**WHAT IS REQUIRED**: Verbatim output required. Print the data in full.

**INPUT DATA**:
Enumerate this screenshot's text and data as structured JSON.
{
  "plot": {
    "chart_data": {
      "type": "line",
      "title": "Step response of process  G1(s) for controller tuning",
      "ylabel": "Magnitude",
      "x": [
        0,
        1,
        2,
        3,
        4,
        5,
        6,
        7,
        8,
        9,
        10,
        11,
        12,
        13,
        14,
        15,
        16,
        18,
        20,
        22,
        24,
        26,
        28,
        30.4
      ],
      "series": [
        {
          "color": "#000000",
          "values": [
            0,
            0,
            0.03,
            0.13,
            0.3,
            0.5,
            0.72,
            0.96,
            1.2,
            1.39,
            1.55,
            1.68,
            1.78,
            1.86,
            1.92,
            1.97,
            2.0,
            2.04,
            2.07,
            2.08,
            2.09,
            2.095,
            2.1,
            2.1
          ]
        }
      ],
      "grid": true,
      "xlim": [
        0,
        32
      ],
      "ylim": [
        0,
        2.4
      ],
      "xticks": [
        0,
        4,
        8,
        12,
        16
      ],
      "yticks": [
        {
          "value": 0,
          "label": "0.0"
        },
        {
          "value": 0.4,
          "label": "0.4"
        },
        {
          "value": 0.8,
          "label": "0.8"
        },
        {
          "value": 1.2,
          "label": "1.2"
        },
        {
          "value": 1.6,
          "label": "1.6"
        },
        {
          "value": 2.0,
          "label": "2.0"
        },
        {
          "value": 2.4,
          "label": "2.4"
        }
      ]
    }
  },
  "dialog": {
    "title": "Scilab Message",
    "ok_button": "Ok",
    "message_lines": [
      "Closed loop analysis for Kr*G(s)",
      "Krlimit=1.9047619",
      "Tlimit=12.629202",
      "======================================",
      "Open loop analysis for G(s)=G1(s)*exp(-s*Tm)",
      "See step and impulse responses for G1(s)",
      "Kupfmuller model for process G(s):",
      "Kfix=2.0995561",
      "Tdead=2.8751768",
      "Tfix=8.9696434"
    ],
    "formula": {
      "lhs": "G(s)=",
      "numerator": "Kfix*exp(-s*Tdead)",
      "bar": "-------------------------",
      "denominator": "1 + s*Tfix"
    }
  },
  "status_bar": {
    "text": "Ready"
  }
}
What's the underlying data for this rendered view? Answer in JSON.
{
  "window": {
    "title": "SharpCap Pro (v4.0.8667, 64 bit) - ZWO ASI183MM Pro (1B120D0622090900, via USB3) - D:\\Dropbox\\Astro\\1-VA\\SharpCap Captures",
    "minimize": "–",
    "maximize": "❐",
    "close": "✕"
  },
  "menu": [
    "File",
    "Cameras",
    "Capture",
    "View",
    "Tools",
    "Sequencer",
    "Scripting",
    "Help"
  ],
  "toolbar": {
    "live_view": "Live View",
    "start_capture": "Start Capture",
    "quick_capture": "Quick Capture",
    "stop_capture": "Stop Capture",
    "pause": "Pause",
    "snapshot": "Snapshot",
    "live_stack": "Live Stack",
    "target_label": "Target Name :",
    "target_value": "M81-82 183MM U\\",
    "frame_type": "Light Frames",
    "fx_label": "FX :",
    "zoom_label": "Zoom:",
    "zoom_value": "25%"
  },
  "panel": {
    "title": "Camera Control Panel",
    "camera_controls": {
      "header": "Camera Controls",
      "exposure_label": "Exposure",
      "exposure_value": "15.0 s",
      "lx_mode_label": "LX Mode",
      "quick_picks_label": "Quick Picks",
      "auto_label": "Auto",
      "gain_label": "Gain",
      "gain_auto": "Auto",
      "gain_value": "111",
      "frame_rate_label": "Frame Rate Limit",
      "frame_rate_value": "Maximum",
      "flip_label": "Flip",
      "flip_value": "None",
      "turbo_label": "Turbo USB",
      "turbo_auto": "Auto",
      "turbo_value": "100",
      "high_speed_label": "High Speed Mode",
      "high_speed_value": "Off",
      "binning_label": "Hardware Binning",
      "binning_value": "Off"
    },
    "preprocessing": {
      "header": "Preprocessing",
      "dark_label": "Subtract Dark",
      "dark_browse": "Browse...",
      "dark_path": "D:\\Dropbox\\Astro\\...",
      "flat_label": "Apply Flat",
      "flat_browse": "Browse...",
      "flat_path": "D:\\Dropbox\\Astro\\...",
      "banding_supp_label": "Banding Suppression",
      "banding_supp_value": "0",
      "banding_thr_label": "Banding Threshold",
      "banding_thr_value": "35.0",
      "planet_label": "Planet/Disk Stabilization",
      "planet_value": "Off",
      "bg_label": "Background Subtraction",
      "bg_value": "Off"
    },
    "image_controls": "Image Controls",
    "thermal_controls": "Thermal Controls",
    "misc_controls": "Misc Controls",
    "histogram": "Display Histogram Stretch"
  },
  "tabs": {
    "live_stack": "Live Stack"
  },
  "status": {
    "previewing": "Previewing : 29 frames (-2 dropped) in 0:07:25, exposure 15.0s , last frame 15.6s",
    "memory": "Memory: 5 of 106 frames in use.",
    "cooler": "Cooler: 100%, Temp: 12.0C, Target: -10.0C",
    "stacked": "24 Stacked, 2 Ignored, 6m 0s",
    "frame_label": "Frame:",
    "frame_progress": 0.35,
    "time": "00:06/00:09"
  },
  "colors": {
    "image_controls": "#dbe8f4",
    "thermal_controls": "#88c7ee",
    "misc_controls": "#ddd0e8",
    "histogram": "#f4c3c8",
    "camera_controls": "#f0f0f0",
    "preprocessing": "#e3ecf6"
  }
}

**SOLUTION BELOW**:
Enumerate this screenshot's text and data as structured JSON.
{
  "plot": {
    "chart_data": {
      "type": "line",
      "title": "Step response of process  G1(s) for controller tuning",
      "ylabel": "Magnitude",
      "x": [
        0,
        1,
        2,
        3,
        4,
        5,
        6,
        7,
        8,
        9,
        10,
        11,
        12,
        13,
        14,
        15,
        16,
        18,
        20,
        22,
        24,
        26,
        28,
        30.4
      ],
      "series": [
        {
          "color": "#000000",
          "values": [
            0,
            0,
            0.03,
            0.13,
            0.3,
            0.5,
            0.72,
            0.96,
            1.2,
            1.39,
            1.55,
            1.68,
            1.78,
            1.86,
            1.92,
            1.97,
            2.0,
            2.04,
            2.07,
            2.08,
            2.09,
            2.095,
            2.1,
            2.1
          ]
        }
      ],
      "grid": true,
      "xlim": [
        0,
        32
      ],
      "ylim": [
        0,
        2.4
      ],
      "xticks": [
        0,
        4,
        8,
        12,
        16
      ],
      "yticks": [
        {
          "value": 0,
          "label": "0.0"
        },
        {
          "value": 0.4,
          "label": "0.4"
        },
        {
          "value": 0.8,
          "label": "0.8"
        },
        {
          "value": 1.2,
          "label": "1.2"
        },
        {
          "value": 1.6,
          "label": "1.6"
        },
        {
          "value": 2.0,
          "label": "2.0"
        },
        {
          "value": 2.4,
          "label": "2.4"
        }
      ]
    }
  },
  "dialog": {
    "title": "Scilab Message",
    "ok_button": "Ok",
    "message_lines": [
      "Closed loop analysis for Kr*G(s)",
      "Krlimit=1.9047619",
      "Tlimit=12.629202",
      "======================================",
      "Open loop analysis for G(s)=G1(s)*exp(-s*Tm)",
      "See step and impulse responses for G1(s)",
      "Kupfmuller model for process G(s):",
      "Kfix=2.0995561",
      "Tdead=2.8751768",
      "Tfix=8.9696434"
    ],
    "formula": {
      "lhs": "G(s)=",
      "numerator": "Kfix*exp(-s*Tdead)",
      "bar": "-------------------------",
      "denominator": "1 + s*Tfix"
    }
  },
  "status_bar": {
    "text": "Ready"
  }
}
What's the underlying data for this rendered view? Answer in JSON.
{
  "window": {
    "title": "SharpCap Pro (v4.0.8667, 64 bit) - ZWO ASI183MM Pro (1B120D0622090900, via USB3) - D:\\Dropbox\\Astro\\1-VA\\SharpCap Captures",
    "minimize": "–",
    "maximize": "❐",
    "close": "✕"
  },
  "menu": [
    "File",
    "Cameras",
    "Capture",
    "View",
    "Tools",
    "Sequencer",
    "Scripting",
    "Help"
  ],
  "toolbar": {
    "live_view": "Live View",
    "start_capture": "Start Capture",
    "quick_capture": "Quick Capture",
    "stop_capture": "Stop Capture",
    "pause": "Pause",
    "snapshot": "Snapshot",
    "live_stack": "Live Stack",
    "target_label": "Target Name :",
    "target_value": "M81-82 183MM U\\",
    "frame_type": "Light Frames",
    "fx_label": "FX :",
    "zoom_label": "Zoom:",
    "zoom_value": "25%"
  },
  "panel": {
    "title": "Camera Control Panel",
    "camera_controls": {
      "header": "Camera Controls",
      "exposure_label": "Exposure",
      "exposure_value": "15.0 s",
      "lx_mode_label": "LX Mode",
      "quick_picks_label": "Quick Picks",
      "auto_label": "Auto",
      "gain_label": "Gain",
      "gain_auto": "Auto",
      "gain_value": "111",
      "frame_rate_label": "Frame Rate Limit",
      "frame_rate_value": "Maximum",
      "flip_label": "Flip",
      "flip_value": "None",
      "turbo_label": "Turbo USB",
      "turbo_auto": "Auto",
      "turbo_value": "100",
      "high_speed_label": "High Speed Mode",
      "high_speed_value": "Off",
      "binning_label": "Hardware Binning",
      "binning_value": "Off"
    },
    "preprocessing": {
      "header": "Preprocessing",
      "dark_label": "Subtract Dark",
      "dark_browse": "Browse...",
      "dark_path": "D:\\Dropbox\\Astro\\...",
      "flat_label": "Apply Flat",
      "flat_browse": "Browse...",
      "flat_path": "D:\\Dropbox\\Astro\\...",
      "banding_supp_label": "Banding Suppression",
      "banding_supp_value": "0",
      "banding_thr_label": "Banding Threshold",
      "banding_thr_value": "35.0",
      "planet_label": "Planet/Disk Stabilization",
      "planet_value": "Off",
      "bg_label": "Background Subtraction",
      "bg_value": "Off"
    },
    "image_controls": "Image Controls",
    "thermal_controls": "Thermal Controls",
    "misc_controls": "Misc Controls",
    "histogram": "Display Histogram Stretch"
  },
  "tabs": {
    "live_stack": "Live Stack"
  },
  "status": {
    "previewing": "Previewing : 29 frames (-2 dropped) in 0:07:25, exposure 15.0s , last frame 15.6s",
    "memory": "Memory: 5 of 106 frames in use.",
    "cooler": "Cooler: 100%, Temp: 12.0C, Target: -10.0C",
    "stacked": "24 Stacked, 2 Ignored, 6m 0s",
    "frame_label": "Frame:",
    "frame_progress": 0.35,
    "time": "00:06/00:09"
  },
  "colors": {
    "image_controls": "#dbe8f4",
    "thermal_controls": "#88c7ee",
    "misc_controls": "#ddd0e8",
    "histogram": "#f4c3c8",
    "camera_controls": "#f0f0f0",
    "preprocessing": "#e3ecf6"
  }
}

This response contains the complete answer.